first_img AD Quality Auto 360p 720p 1080p Top articles1/5READ MOREWalnut’s Malik Khouzam voted Southern California Boys Athlete of the Week160Want local news?Sign up for the Localist and stay informed Something went wrong. Please try again.subscribeCongratulations! You’re all set! SACRAMENTO – Opponents of Proposition 77 agree that the current system of redistricting might need changes, but say the proposed measure is not the way to do it. The measure, they say, is an effort by Gov. Arnold Schwarzenegger and his allies to shift more seats in California to the Republican Party by splitting minority groups into different districts. “Prop. 77 is a bad idea because it represents, in essence, a political power grab,” said Paul Hefner, spokesman for the anti-77 campaign. “What you have under Prop. 77 is an effort to shift power from one set of hands to the other and to rewrite California’s Constitution for political purposes.” The measure, he said, would remove a current requirement that “communities of interest” – such as certain ethnic or socioeconomic groups – be considered in drawing district lines, meaning such groups could be more easily split, disenfranchising substantial minority populations. Also, Hefner said, retired judges tend to be older, white men, and would not represent the diversity of California.
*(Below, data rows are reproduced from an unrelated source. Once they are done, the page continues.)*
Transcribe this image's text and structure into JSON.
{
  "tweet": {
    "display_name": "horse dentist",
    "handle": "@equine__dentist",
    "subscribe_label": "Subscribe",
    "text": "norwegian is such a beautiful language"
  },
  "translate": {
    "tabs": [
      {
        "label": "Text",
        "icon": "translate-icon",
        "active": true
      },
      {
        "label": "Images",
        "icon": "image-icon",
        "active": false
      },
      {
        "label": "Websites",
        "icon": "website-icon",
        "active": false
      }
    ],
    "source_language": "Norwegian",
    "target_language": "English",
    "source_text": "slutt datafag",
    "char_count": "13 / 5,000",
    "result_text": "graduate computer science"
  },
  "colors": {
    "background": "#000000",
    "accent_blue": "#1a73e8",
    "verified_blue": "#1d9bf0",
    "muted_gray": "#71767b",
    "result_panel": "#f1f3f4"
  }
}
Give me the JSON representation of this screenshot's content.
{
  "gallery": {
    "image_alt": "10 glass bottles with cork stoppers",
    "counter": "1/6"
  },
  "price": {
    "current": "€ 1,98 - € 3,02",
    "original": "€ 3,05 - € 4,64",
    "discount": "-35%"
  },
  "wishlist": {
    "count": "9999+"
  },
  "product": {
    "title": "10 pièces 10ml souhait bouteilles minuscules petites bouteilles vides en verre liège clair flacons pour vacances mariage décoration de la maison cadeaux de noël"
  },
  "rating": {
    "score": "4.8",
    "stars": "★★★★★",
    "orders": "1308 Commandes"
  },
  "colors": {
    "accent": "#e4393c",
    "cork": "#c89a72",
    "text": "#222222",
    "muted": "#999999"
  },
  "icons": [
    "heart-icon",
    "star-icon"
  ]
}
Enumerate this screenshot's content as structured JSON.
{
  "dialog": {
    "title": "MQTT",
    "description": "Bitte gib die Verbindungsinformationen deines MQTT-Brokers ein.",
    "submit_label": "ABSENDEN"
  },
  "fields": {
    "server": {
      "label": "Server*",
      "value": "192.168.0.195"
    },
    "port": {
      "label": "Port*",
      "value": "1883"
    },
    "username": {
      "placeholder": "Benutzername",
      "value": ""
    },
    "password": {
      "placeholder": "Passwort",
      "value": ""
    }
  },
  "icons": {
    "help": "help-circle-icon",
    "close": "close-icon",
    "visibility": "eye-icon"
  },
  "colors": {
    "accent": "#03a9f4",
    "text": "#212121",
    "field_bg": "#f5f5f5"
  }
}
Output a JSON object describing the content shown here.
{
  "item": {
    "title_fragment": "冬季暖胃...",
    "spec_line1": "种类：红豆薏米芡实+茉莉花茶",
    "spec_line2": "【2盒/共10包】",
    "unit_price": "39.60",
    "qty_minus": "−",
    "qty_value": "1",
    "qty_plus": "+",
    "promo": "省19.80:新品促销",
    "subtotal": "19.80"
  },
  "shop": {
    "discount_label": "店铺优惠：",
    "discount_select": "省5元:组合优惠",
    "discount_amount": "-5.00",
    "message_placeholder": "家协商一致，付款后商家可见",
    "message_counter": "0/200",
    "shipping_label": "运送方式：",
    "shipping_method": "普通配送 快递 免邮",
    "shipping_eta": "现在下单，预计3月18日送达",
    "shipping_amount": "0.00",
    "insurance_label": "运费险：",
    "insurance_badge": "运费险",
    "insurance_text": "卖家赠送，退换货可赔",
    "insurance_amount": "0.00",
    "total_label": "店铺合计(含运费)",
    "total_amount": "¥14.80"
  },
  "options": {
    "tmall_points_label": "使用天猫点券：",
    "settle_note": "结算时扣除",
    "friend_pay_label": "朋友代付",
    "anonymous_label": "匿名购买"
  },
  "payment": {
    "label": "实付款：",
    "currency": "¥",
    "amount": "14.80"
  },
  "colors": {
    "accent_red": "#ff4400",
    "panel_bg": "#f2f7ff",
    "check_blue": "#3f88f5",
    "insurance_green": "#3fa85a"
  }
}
Another concern about the measure is its timeline. It is intended to take effect immediately, rather than waiting for the next census. County elections officials have complained that it would be difficult to implement the maps by the next election – the June 2006 primary. For example, they said, if the maps are not drawn by Dec. 30, 2005, when candidates can begin running, those candidates will not know which voters are eligible to sign their nomination papers and could risk being disqualified from the ballot. Additionally, the demographic data used to draw the maps in 2006 would be based on the 2000 Census, meaning the data would be 6 years old and could be substantially inaccurate in regions that are facing significant population swings, such as the Inland Empire. Several political-reform groups that oppose the measure said they support the idea of changing the redistricting process in California, but don’t believe Proposition 77 is the right path. Trudy Schafer, legislative advocate for the League of Women Voters of California, said she would like to see the maps drawn by a larger, more balanced panel that better represents California, including ordinary citizens and minority representatives. “We do want to see reform in how district lines are drawn, but we think there are too many flaws in Prop. 77,” she said. “It’s just not the way to reform the system.” Harrison Sheppard, (916) 446-6723 [email protected]last_img read more